His paradigm shift towards quantitative measurement and systemic observation has not only altered the understanding of organisms and biology. It also influences translational medicine and is an important cornerstone for the personalised medicine of the future. "It is a huge honour for me and my great team to be awarded the Marcel Benoist Swiss Science Prize. It also serves as recognition of the importance of international cooperation between researchers and of the open exchange of measurement data - both are fundamental to the success of proteomics," said a delighted Aebersold.

Solver of a centuries-old mathematical problem

The 2020 National Latsis Prize with an award sum of CHF 100,000 goes to Maryna Viazovska. The young EPFL mathematics professor from Ukraine achieved a scientific breakthrough in solving the sphere-packing problem in 2016.  "I am delighted that the Latsis Prize will boost the outstanding reputation of my Institute and all its staff. Naturally, I also hope that the prize will help to inspire young girls to go into mathematics", said Viazovska.

The mathematical derivation of the densest possible arrangement of spheres in a given space goes back to a problem posed by the explorer Sir Walter Raleigh in the 16th century. He raised the question of how cannonballs should be stacked in the densest possible way on a ship. For centuries, luminaries of mathematics made assumptions about the sphere-packing problem in multidimensional space, which could only be proven three-dimensionally in 1998 through huge computer calculations.
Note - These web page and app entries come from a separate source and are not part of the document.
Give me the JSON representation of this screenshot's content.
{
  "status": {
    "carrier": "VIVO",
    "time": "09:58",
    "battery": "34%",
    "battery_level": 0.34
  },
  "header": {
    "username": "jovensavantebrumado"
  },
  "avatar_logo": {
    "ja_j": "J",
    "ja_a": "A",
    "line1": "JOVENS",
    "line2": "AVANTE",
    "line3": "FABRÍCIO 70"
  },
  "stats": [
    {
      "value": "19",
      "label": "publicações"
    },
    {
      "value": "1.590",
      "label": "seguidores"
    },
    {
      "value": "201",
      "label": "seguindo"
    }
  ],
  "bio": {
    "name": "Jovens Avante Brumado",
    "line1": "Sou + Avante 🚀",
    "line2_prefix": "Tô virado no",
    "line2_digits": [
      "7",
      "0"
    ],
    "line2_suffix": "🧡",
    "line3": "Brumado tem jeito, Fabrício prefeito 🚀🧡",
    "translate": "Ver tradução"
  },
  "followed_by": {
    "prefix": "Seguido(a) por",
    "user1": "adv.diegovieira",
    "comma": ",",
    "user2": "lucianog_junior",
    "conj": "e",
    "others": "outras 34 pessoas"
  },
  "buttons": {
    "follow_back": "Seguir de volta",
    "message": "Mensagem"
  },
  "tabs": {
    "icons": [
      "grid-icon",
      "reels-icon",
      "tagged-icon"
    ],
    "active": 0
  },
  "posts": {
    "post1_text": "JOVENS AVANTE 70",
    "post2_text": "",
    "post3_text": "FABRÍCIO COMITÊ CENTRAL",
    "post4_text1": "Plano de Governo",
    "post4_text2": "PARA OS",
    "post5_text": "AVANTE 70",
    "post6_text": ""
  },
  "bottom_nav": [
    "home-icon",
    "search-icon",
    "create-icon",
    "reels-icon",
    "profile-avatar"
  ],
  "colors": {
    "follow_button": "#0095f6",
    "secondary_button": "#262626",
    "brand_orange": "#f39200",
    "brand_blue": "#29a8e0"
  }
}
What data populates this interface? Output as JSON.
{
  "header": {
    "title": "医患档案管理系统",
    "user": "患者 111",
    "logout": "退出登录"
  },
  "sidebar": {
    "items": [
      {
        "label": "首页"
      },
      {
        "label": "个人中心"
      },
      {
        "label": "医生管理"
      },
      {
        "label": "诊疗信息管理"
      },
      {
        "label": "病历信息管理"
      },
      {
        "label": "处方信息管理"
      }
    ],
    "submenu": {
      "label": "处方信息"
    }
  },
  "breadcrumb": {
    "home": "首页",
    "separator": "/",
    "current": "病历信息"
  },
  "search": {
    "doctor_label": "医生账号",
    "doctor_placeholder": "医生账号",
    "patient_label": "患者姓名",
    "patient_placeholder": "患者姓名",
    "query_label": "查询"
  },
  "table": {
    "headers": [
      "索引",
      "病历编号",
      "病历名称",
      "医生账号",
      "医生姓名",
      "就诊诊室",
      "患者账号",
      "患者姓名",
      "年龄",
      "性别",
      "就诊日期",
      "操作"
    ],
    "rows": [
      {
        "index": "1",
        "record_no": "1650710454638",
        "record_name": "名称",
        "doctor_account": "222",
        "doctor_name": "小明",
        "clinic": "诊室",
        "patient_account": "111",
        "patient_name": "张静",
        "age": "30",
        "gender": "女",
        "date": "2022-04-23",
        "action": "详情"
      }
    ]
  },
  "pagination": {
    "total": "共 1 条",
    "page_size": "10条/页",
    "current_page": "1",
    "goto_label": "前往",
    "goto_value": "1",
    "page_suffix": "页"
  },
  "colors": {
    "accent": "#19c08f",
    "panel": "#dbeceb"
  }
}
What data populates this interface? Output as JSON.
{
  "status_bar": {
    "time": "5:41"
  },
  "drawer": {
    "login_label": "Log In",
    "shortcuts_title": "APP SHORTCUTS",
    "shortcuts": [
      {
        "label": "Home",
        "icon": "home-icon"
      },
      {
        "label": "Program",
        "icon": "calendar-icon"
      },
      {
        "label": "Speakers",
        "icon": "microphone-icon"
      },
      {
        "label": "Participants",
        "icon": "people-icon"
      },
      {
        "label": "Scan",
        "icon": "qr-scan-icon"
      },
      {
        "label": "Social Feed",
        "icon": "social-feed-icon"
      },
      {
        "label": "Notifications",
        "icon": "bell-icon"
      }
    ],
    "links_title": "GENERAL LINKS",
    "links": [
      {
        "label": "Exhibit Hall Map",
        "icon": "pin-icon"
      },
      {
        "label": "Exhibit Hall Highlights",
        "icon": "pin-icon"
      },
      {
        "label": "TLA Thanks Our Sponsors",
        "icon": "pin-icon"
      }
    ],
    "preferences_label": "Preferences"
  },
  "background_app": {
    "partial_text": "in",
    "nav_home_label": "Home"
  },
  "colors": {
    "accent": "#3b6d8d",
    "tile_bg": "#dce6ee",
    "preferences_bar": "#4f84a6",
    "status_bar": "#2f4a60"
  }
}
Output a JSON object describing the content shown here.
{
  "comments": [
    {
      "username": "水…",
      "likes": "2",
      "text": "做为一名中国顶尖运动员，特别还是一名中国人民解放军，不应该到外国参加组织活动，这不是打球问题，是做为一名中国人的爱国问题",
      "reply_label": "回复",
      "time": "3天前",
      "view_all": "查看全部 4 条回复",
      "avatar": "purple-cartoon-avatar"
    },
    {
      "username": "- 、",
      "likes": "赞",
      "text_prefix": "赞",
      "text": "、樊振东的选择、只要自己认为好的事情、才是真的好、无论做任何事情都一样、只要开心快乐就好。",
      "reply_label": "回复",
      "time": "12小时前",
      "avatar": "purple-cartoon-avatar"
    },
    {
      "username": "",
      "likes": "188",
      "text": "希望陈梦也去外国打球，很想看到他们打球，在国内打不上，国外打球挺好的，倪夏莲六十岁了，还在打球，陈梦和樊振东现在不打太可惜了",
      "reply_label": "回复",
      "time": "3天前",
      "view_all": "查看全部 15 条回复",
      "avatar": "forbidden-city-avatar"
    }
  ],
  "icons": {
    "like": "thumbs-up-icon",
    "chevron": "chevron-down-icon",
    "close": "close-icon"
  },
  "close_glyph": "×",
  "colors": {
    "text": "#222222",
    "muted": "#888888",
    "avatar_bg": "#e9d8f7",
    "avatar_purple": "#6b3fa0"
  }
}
Viazovska caused a sensation in the world of modern mathematics with her original and amazingly simple calculation of the densest sphere packing in the much more complex 8th and 24th dimensions - the latter in cooperation with a research group. Research results on sphere packing in high-dimensional spaces also have practical applications in everyday technology. For example, in the analysis of crystal structures or in troubleshooting signal transmission of mobile phones, space probes or internet connections. While work on these two dimensions had previously been based on hypotheses, Maryna Viazovska’s exploit delivered the mathematical proof and is already being used in efforts to solve fundamental problems in applied mathematics.

The Swiss science prizes will be presented by the Marcel Benoist Foundation and the Fondation Latsis at an awards ceremony to be held in Bern Town Hall on 4 November.

Marcel Benoist Swiss Science Prize

Laureate 2020: Rudolf Aebersold

Rudolf Aebersold was born in Switzerland in 1954 and obtained a doctorate in cell biology from Basel University in 1983. His research and teaching career has taken him to the USA and Canada: as a post-doctoral candidate at California Institute of Technology, as an assistant professor at the University of British Columbia in Vancouver, and as associate professor at the University of Washington in Seattle. He is the co-founder of the Institute for Systems Biology in Seattle in 2000, a world first. Aebersold holds dual professorships at the ETH Zurich and at the University of Zurich. He has been conducting research at the Institute for Biotechnology since 2004, and at the Institute for Molecular Systems Biology (IMSB) at the ETH Zurich since 2005. Aebersold is the holder of numerous prestigious awards, including the Human Proteome Organization Achievement Award (2005), the Otto Nägeli Prize (2010), the European Proteomics Association Pioneer Award (2012) and Paracelsus Prize of the Swiss Chemical Society (2018). He has been emeritus Professor at the IMSB since 2020. He will head the Tumour Profiling Project at the ETH Zurich until the end of 2023.

The Marcel Benoist Foundation

Excellence since 1920: The Marcel Benoist Swiss Science Prize will be awarded for the hundredth time this year. Each year, the Marcel Benoist Foundation recognises outstanding independent research across all Swiss higher education institutions, of relevance to human life. As such, it recognises researchers who embody Switzerland’s excellence as a location for research. To date eleven prize winners have gone on to win the Nobel Prize. The nomination and evaluation process is conducted by the Swiss National Science Foundation (SNSF) on behalf of the Marcel Benoist Foundation. This year’s Prize was awarded in the fields of biology and medicine.